First things first: I support both strikes 1,000%. I’m married to an actor and have seen firsthand how pay and residuals have changed over time. As for my work, I’ve been pretty lucky as I cast commercials as well as theatrical projects, so the well might be running low, but isn’t completely dry.

I was a few weeks into a theatrical project (written well in advance of either strike!), and we were in the middle of applying for an Interim Agreement when they announced [that] WGA-penned projects shooting in the U.S. were no longer eligible.

I have to admit that sudden change really caught me off guard, and am now on pause indefinitely. In the meantime, I’ll keep casting short films and any other non-struck projects that come my way.

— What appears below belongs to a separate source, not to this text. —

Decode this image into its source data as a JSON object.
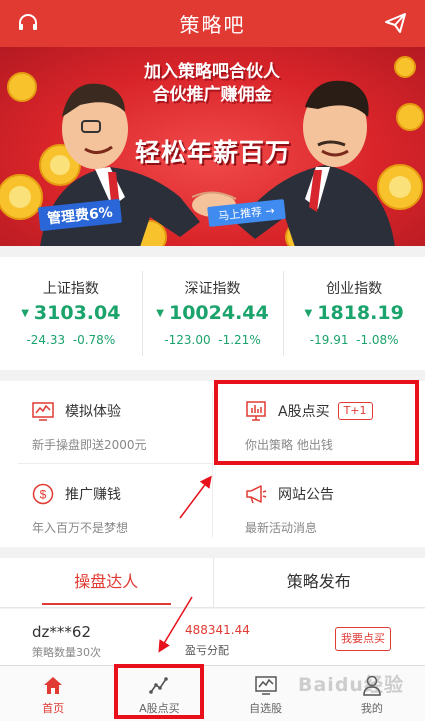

I’m also a big believer in “if you want to change your future, you have to change your present.” I have no control over when the strikes end, but I can set myself up for success in the future by doing things now like having general meetings, grabbing coffee with agents, catching up on so many shows and movies, attending comedy shows, and setting up new organizational systems for my office and in the house (our garage has never looked better).

5. If you could cast yourself in any role from any time in the history of film or TV, what would it be?

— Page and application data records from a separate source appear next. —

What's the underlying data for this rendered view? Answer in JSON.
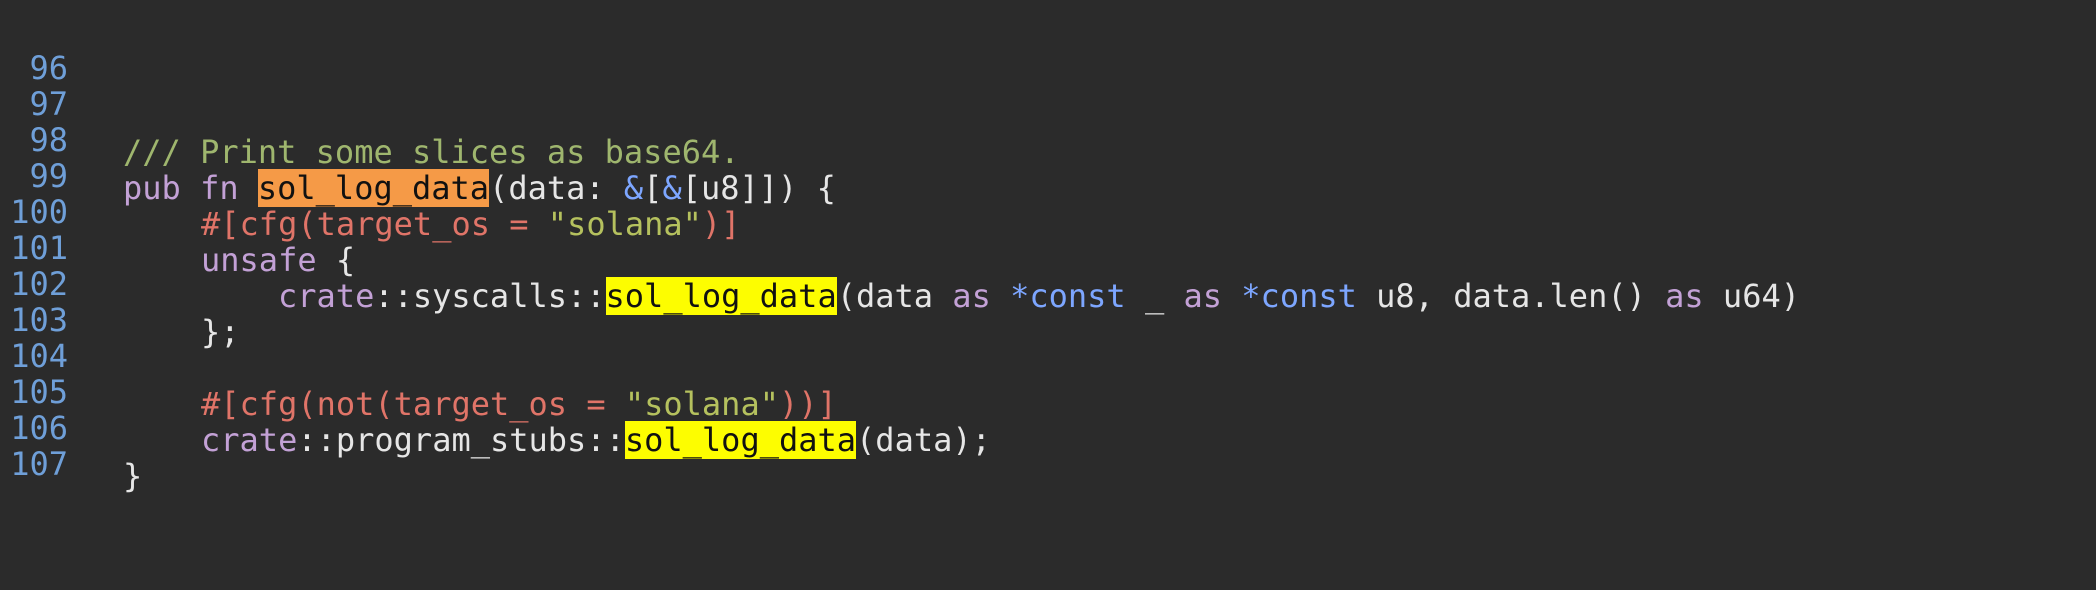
{
  "editor": {
    "line_numbers": [
      "96",
      "97",
      "98",
      "99",
      "100",
      "101",
      "102",
      "103",
      "104",
      "105",
      "106",
      "107"
    ],
    "tokens": {
      "l97_comment": "/// Print some slices as base64.",
      "l98_pub": "pub",
      "l98_fn": "fn",
      "l98_name": "sol_log_data",
      "l98_open": "(data: ",
      "l98_amp1": "&",
      "l98_bracket1": "[",
      "l98_amp2": "&",
      "l98_rest": "[u8]]) {",
      "l99_attr_open": "#[cfg(target_os = ",
      "l99_str": "\"solana\"",
      "l99_attr_close": ")]",
      "l100_unsafe": "unsafe",
      "l100_brace": " {",
      "l101_crate": "crate",
      "l101_path": "::syscalls::",
      "l101_name": "sol_log_data",
      "l101_args1": "(data ",
      "l101_as1": "as",
      "l101_ptr1": "*const",
      "l101_mid1": " _ ",
      "l101_as2": "as",
      "l101_ptr2": "*const",
      "l101_mid2": " u8, data.len() ",
      "l101_as3": "as",
      "l101_end": " u64)",
      "l102_close": "};",
      "l104_attr_open": "#[cfg(not(target_os = ",
      "l104_str": "\"solana\"",
      "l104_attr_close": "))]",
      "l105_crate": "crate",
      "l105_path": "::program_stubs::",
      "l105_name": "sol_log_data",
      "l105_end": "(data);",
      "l106_close": "}"
    }
  },
  "colors": {
    "background": "#2b2b2b",
    "line_number": "#6f9fd8",
    "comment": "#9fb66e",
    "keyword": "#c3a1d6",
    "attribute": "#e07468",
    "string": "#b5c15e",
    "highlight_primary": "#f59a47",
    "highlight_match": "#fdfd00"
  }
}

Something that was made in the ’90s, was on for several seasons, has been in syndication forever, is still airing today and had a long stretch of time making residuals that actually kept a family afloat. (Laughs) Is that an answer? I guess I’m saying Elaine on Seinfeld (Fun fact: Julia Louis-Dreyfus and I share the same birthday).

6. What are your favorite activities or hobbies to do outside of work?

I love to travel and spend time with my family.

7. What is one of your favorite acting performances to date?

Tom Pelphrey’s work on Ozark was some of the finest acting I have ever seen. I literally just got chills by simply thinking about it. His monologue in the car? Chef’s kiss.

8. Who is an industry professional you admire and why?

Gayle Keller. I worked in several offices back in New York, but never for Gayle. The projects she works on are right up my alley, and she always makes such interesting and nuanced casting choices. Bonus: She’s nice. What’s not to love?!

9. Do you have a quote or mantra that you live by?

“A rising tide lifts all boats.”

10. What are you looking forward to in the industry in the coming year and beyond?

Higher pay and less robots!

This interview has been edited for clarity.